(Study material Opens)

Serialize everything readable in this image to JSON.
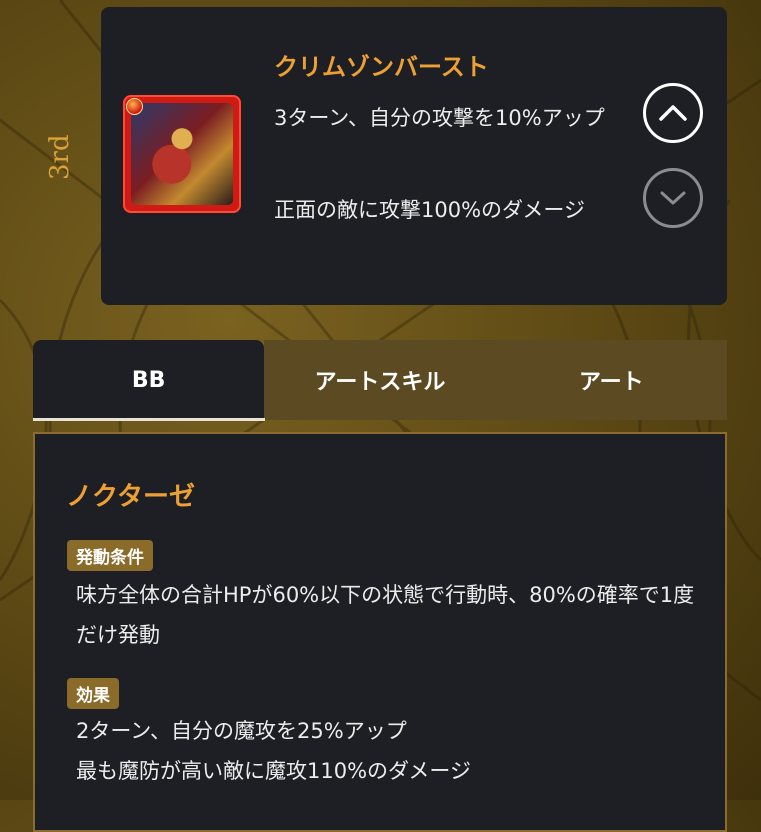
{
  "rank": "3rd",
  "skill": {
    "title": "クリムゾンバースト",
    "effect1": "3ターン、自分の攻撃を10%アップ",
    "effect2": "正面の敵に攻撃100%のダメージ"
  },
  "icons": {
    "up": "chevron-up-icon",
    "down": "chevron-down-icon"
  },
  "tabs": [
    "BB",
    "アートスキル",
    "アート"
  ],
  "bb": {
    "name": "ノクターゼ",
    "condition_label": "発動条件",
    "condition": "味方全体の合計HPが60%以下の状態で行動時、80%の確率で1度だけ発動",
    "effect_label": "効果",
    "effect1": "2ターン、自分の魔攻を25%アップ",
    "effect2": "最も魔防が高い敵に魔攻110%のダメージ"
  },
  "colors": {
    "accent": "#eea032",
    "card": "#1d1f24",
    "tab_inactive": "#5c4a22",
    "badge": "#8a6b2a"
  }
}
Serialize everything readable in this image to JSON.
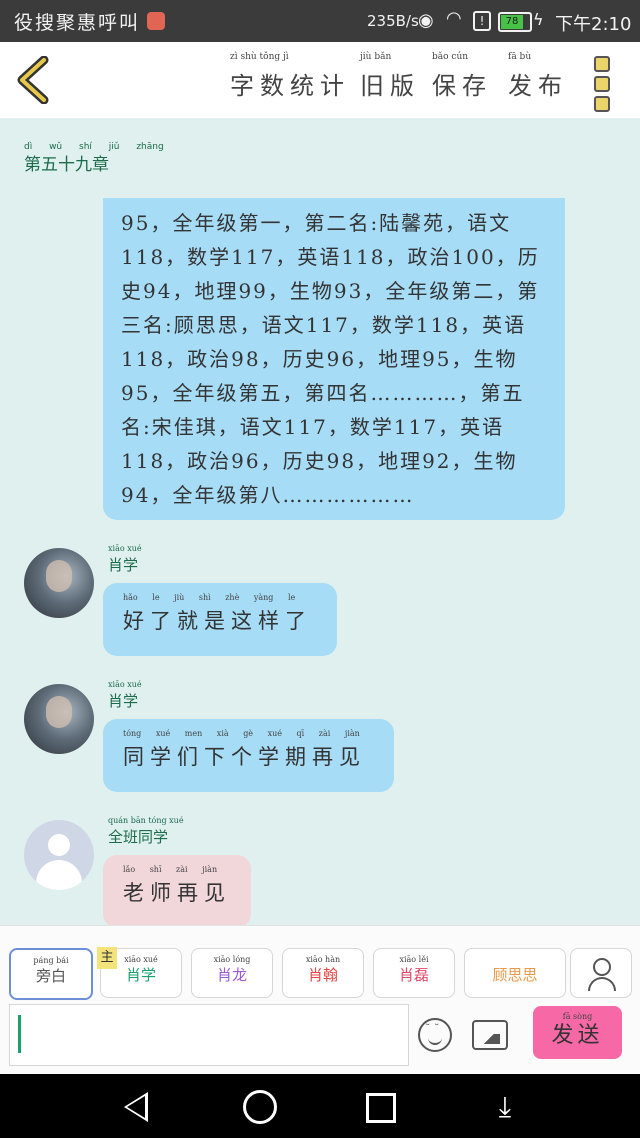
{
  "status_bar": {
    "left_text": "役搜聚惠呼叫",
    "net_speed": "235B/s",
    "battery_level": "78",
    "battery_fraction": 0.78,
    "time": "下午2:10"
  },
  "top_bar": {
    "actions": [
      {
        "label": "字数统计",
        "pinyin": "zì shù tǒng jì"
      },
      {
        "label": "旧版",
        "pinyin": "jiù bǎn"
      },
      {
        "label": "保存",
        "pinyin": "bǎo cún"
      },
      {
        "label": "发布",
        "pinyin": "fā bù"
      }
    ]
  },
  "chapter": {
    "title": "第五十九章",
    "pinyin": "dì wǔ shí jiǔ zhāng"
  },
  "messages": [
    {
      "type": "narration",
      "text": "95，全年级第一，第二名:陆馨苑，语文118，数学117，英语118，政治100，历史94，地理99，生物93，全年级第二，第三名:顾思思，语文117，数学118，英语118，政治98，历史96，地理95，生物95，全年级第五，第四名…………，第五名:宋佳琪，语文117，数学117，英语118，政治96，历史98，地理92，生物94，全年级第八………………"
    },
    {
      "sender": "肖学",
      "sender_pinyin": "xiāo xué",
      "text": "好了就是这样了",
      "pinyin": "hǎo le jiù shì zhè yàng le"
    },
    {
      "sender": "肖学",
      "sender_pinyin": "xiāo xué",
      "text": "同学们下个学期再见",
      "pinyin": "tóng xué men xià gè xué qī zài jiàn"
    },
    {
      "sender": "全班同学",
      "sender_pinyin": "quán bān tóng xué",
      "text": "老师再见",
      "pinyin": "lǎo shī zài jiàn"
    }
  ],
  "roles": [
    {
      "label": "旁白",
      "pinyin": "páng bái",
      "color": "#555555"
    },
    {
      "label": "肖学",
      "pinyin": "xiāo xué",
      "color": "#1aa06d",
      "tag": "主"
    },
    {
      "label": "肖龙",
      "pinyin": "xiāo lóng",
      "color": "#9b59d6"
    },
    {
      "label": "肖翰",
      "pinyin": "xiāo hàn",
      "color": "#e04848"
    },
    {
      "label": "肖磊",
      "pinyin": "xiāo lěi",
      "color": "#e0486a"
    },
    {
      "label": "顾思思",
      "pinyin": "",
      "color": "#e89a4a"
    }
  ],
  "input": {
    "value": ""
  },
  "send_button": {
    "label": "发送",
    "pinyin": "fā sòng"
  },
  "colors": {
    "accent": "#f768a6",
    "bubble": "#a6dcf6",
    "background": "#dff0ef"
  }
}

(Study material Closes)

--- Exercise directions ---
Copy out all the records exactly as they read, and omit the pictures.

--- Completed task ---
Serialize everything readable in this image to JSON.
{
  "rank": "3rd",
  "skill": {
    "title": "クリムゾンバースト",
    "effect1": "3ターン、自分の攻撃を10%アップ",
    "effect2": "正面の敵に攻撃100%のダメージ"
  },
  "icons": {
    "up": "chevron-up-icon",
    "down": "chevron-down-icon"
  },
  "tabs": [
    "BB",
    "アートスキル",
    "アート"
  ],
  "bb": {
    "name": "ノクターゼ",
    "condition_label": "発動条件",
    "condition": "味方全体の合計HPが60%以下の状態で行動時、80%の確率で1度だけ発動",
    "effect_label": "効果",
    "effect1": "2ターン、自分の魔攻を25%アップ",
    "effect2": "最も魔防が高い敵に魔攻110%のダメージ"
  },
  "colors": {
    "accent": "#eea032",
    "card": "#1d1f24",
    "tab_inactive": "#5c4a22",
    "badge": "#8a6b2a"
  }
}
Serialize everything readable in this image to JSON.
{
  "status_bar": {
    "left_text": "役搜聚惠呼叫",
    "net_speed": "235B/s",
    "battery_level": "78",
    "battery_fraction": 0.78,
    "time": "下午2:10"
  },
  "top_bar": {
    "actions": [
      {
        "label": "字数统计",
        "pinyin": "zì shù tǒng jì"
      },
      {
        "label": "旧版",
        "pinyin": "jiù bǎn"
      },
      {
        "label": "保存",
        "pinyin": "bǎo cún"
      },
      {
        "label": "发布",
        "pinyin": "fā bù"
      }
    ]
  },
  "chapter": {
    "title": "第五十九章",
    "pinyin": "dì wǔ shí jiǔ zhāng"
  },
  "messages": [
    {
      "type": "narration",
      "text": "95，全年级第一，第二名:陆馨苑，语文118，数学117，英语118，政治100，历史94，地理99，生物93，全年级第二，第三名:顾思思，语文117，数学118，英语118，政治98，历史96，地理95，生物95，全年级第五，第四名…………，第五名:宋佳琪，语文117，数学117，英语118，政治96，历史98，地理92，生物94，全年级第八………………"
    },
    {
      "sender": "肖学",
      "sender_pinyin": "xiāo xué",
      "text": "好了就是这样了",
      "pinyin": "hǎo le jiù shì zhè yàng le"
    },
    {
      "sender": "肖学",
      "sender_pinyin": "xiāo xué",
      "text": "同学们下个学期再见",
      "pinyin": "tóng xué men xià gè xué qī zài jiàn"
    },
    {
      "sender": "全班同学",
      "sender_pinyin": "quán bān tóng xué",
      "text": "老师再见",
      "pinyin": "lǎo shī zài jiàn"
    }
  ],
  "roles": [
    {
      "label": "旁白",
      "pinyin": "páng bái",
      "color": "#555555"
    },
    {
      "label": "肖学",
      "pinyin": "xiāo xué",
      "color": "#1aa06d",
      "tag": "主"
    },
    {
      "label": "肖龙",
      "pinyin": "xiāo lóng",
      "color": "#9b59d6"
    },
    {
      "label": "肖翰",
      "pinyin": "xiāo hàn",
      "color": "#e04848"
    },
    {
      "label": "肖磊",
      "pinyin": "xiāo lěi",
      "color": "#e0486a"
    },
    {
      "label": "顾思思",
      "pinyin": "",
      "color": "#e89a4a"
    }
  ],
  "input": {
    "value": ""
  },
  "send_button": {
    "label": "发送",
    "pinyin": "fā sòng"
  },
  "colors": {
    "accent": "#f768a6",
    "bubble": "#a6dcf6",
    "background": "#dff0ef"
  }
}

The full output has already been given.